25 April, 2018
India is a tea-drinking nation and for every cup of coffee, Indian drinks 30 cups of tea, according to research firm Mintel. In 2017, the country consumed 678,200 tonnes of packaged tea, making it the world’s largest market for the commodity.
Chai Point is one such tea point that is funding round is strengthening the brand’s multi-channel go-to-market strategy. Tea retailer Chai Point has raised Rs 132 crore in series C funding, it’s single-largest round so far. The investment, led by private equity fund Paragon Partners, also saw the participation of existing investors likeSaama Capital and DSG.
Chai Point started out in 2010 in Bengaluru and it sells about 300,000 cups of tea daily across its 100 outlets, besides making a large number of deliveries and installing its tea machines, boxC, in offices.
In the last few years the tea cafe business has caught investors’ fancy s as more urban consumers, with higher disposable incomes, spend on branded cups of the hot beverage.
Startups apart, large beverage companies too have been eyeing the tea business.
In March this year, New-Delhi-headquarteredChaayos announced the appointment of Ajay Kaul, former India head of Jubilant Foodworks, as its chief adviser.
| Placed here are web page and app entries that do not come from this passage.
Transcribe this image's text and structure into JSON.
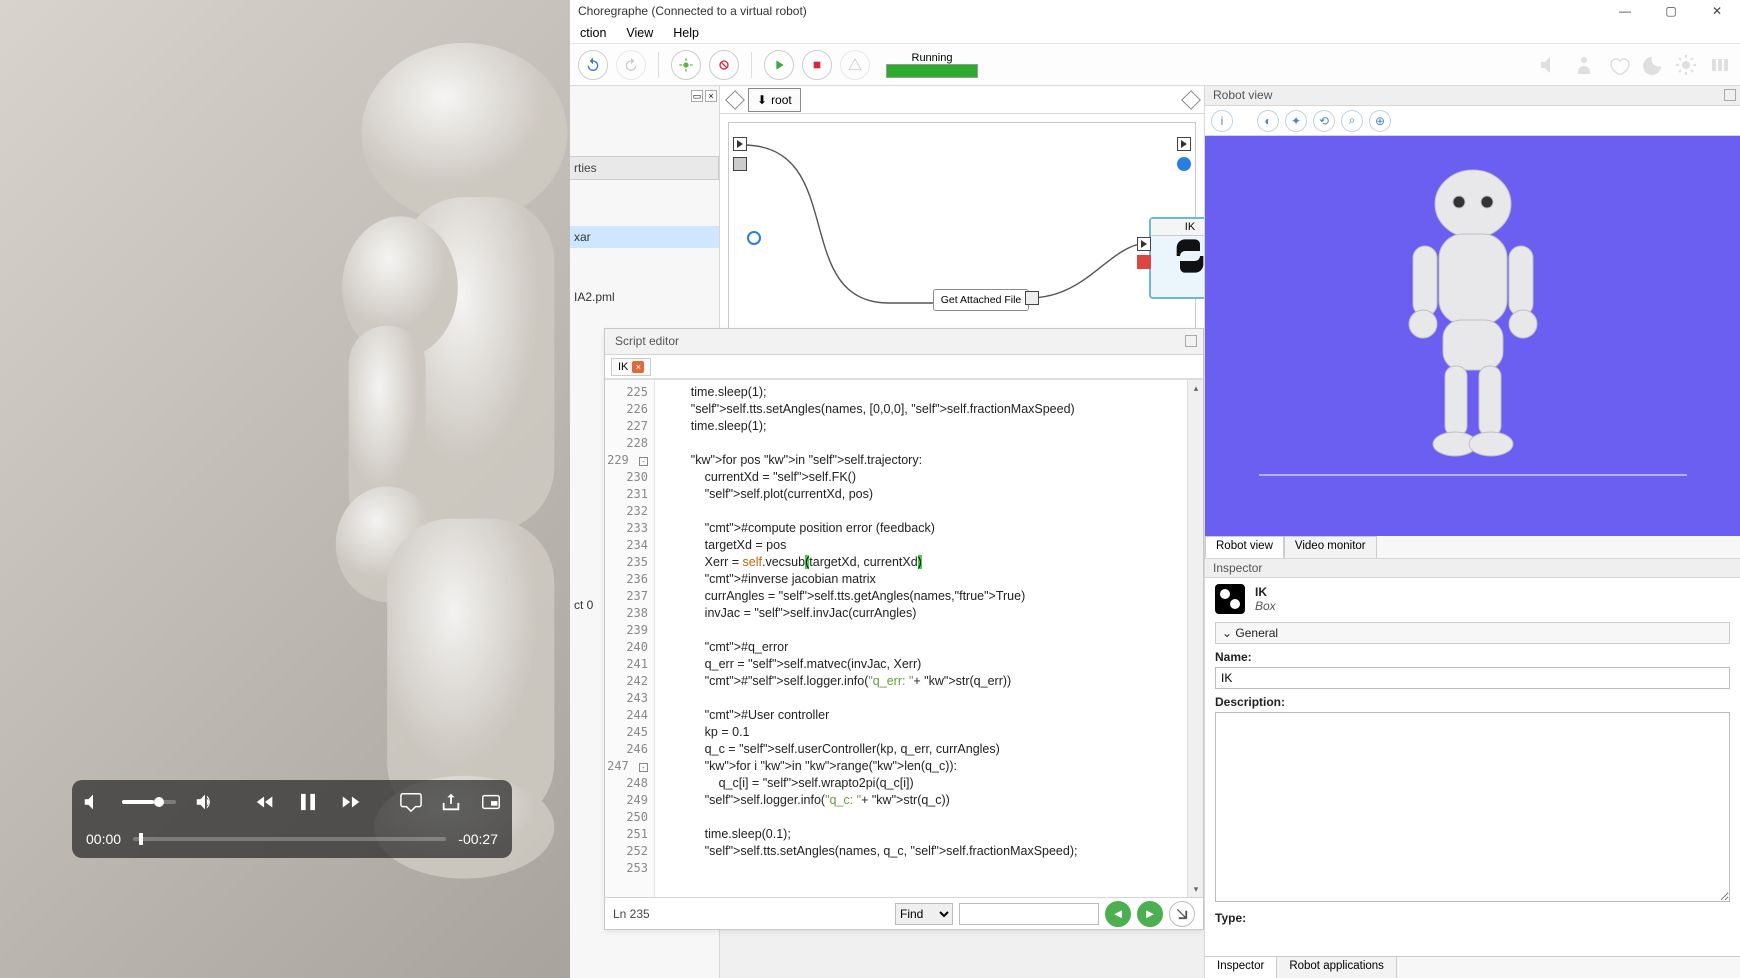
{
  "window": {
    "title": "Choregraphe (Connected to a virtual robot)"
  },
  "menu": {
    "items": [
      "ction",
      "View",
      "Help"
    ]
  },
  "toolbar": {
    "status_label": "Running"
  },
  "breadcrumb": {
    "root": "root"
  },
  "flow": {
    "ik_node": "IK",
    "gaf_node": "Get Attached File"
  },
  "project": {
    "prop": "rties",
    "r1": "xar",
    "r2": "IA2.pml",
    "r3": "ct 0"
  },
  "script": {
    "panel_title": "Script editor",
    "tab": "IK",
    "status": "Ln 235",
    "find_label": "Find",
    "lines": [
      {
        "n": 225,
        "t": "        time.sleep(1);"
      },
      {
        "n": 226,
        "t": "        self.tts.setAngles(names, [0,0,0], self.fractionMaxSpeed)"
      },
      {
        "n": 227,
        "t": "        time.sleep(1);"
      },
      {
        "n": 228,
        "t": ""
      },
      {
        "n": 229,
        "t": "        for pos in self.trajectory:",
        "fold": true
      },
      {
        "n": 230,
        "t": "            currentXd = self.FK()"
      },
      {
        "n": 231,
        "t": "            self.plot(currentXd, pos)"
      },
      {
        "n": 232,
        "t": ""
      },
      {
        "n": 233,
        "t": "            #compute position error (feedback)"
      },
      {
        "n": 234,
        "t": "            targetXd = pos"
      },
      {
        "n": 235,
        "t": "            Xerr = self.vecsub(targetXd, currentXd)",
        "hl": true
      },
      {
        "n": 236,
        "t": "            #inverse jacobian matrix"
      },
      {
        "n": 237,
        "t": "            currAngles = self.tts.getAngles(names,True)"
      },
      {
        "n": 238,
        "t": "            invJac = self.invJac(currAngles)"
      },
      {
        "n": 239,
        "t": ""
      },
      {
        "n": 240,
        "t": "            #q_error"
      },
      {
        "n": 241,
        "t": "            q_err = self.matvec(invJac, Xerr)"
      },
      {
        "n": 242,
        "t": "            #self.logger.info(\"q_err: \"+ str(q_err))"
      },
      {
        "n": 243,
        "t": ""
      },
      {
        "n": 244,
        "t": "            #User controller"
      },
      {
        "n": 245,
        "t": "            kp = 0.1"
      },
      {
        "n": 246,
        "t": "            q_c = self.userController(kp, q_err, currAngles)"
      },
      {
        "n": 247,
        "t": "            for i in range(len(q_c)):",
        "fold": true
      },
      {
        "n": 248,
        "t": "                q_c[i] = self.wrapto2pi(q_c[i])"
      },
      {
        "n": 249,
        "t": "            self.logger.info(\"q_c: \"+ str(q_c))"
      },
      {
        "n": 250,
        "t": ""
      },
      {
        "n": 251,
        "t": "            time.sleep(0.1);"
      },
      {
        "n": 252,
        "t": "            self.tts.setAngles(names, q_c, self.fractionMaxSpeed);"
      },
      {
        "n": 253,
        "t": ""
      }
    ]
  },
  "robotview": {
    "title": "Robot view",
    "tab1": "Robot view",
    "tab2": "Video monitor"
  },
  "inspector": {
    "title": "Inspector",
    "box_name": "IK",
    "box_type": "Box",
    "section": "General",
    "name_label": "Name:",
    "name_value": "IK",
    "desc_label": "Description:",
    "type_label": "Type:",
    "tab1": "Inspector",
    "tab2": "Robot applications"
  },
  "video": {
    "t_cur": "00:00",
    "t_rem": "-00:27"
  }
}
Jubilant operates American pizza chain Domino’s in the country. Chaayos, backed by investment firm Tiger Global, also announced plans to add over 300 stores over the next five years, up from the current 50..
In 2015, Mumbai-headquartered consumer goods giant Hindustan Unilever, which sells popular tea brands Brooke Bond and Red Label, opened a high-end tea joint, Taj Mahal Tea House. Then, in 2017, the world’s second-largest tea company, Tata Global Beverages, announced the launch of Chai-Unchai, a tea cafe in Bengaluru.
Tea chains have done a lot of innovation and out-of-the-box thinking around tea and what is also helping their cause is the rapidly changing demographics where younger millennials are seeking such offerings.
And this new set of consumers is willing to spend more on eating out and apart from thatsocializing over tea is moving from street-corner joints to stores, much like it did with coffee. And investors can’t wait for their cuppa.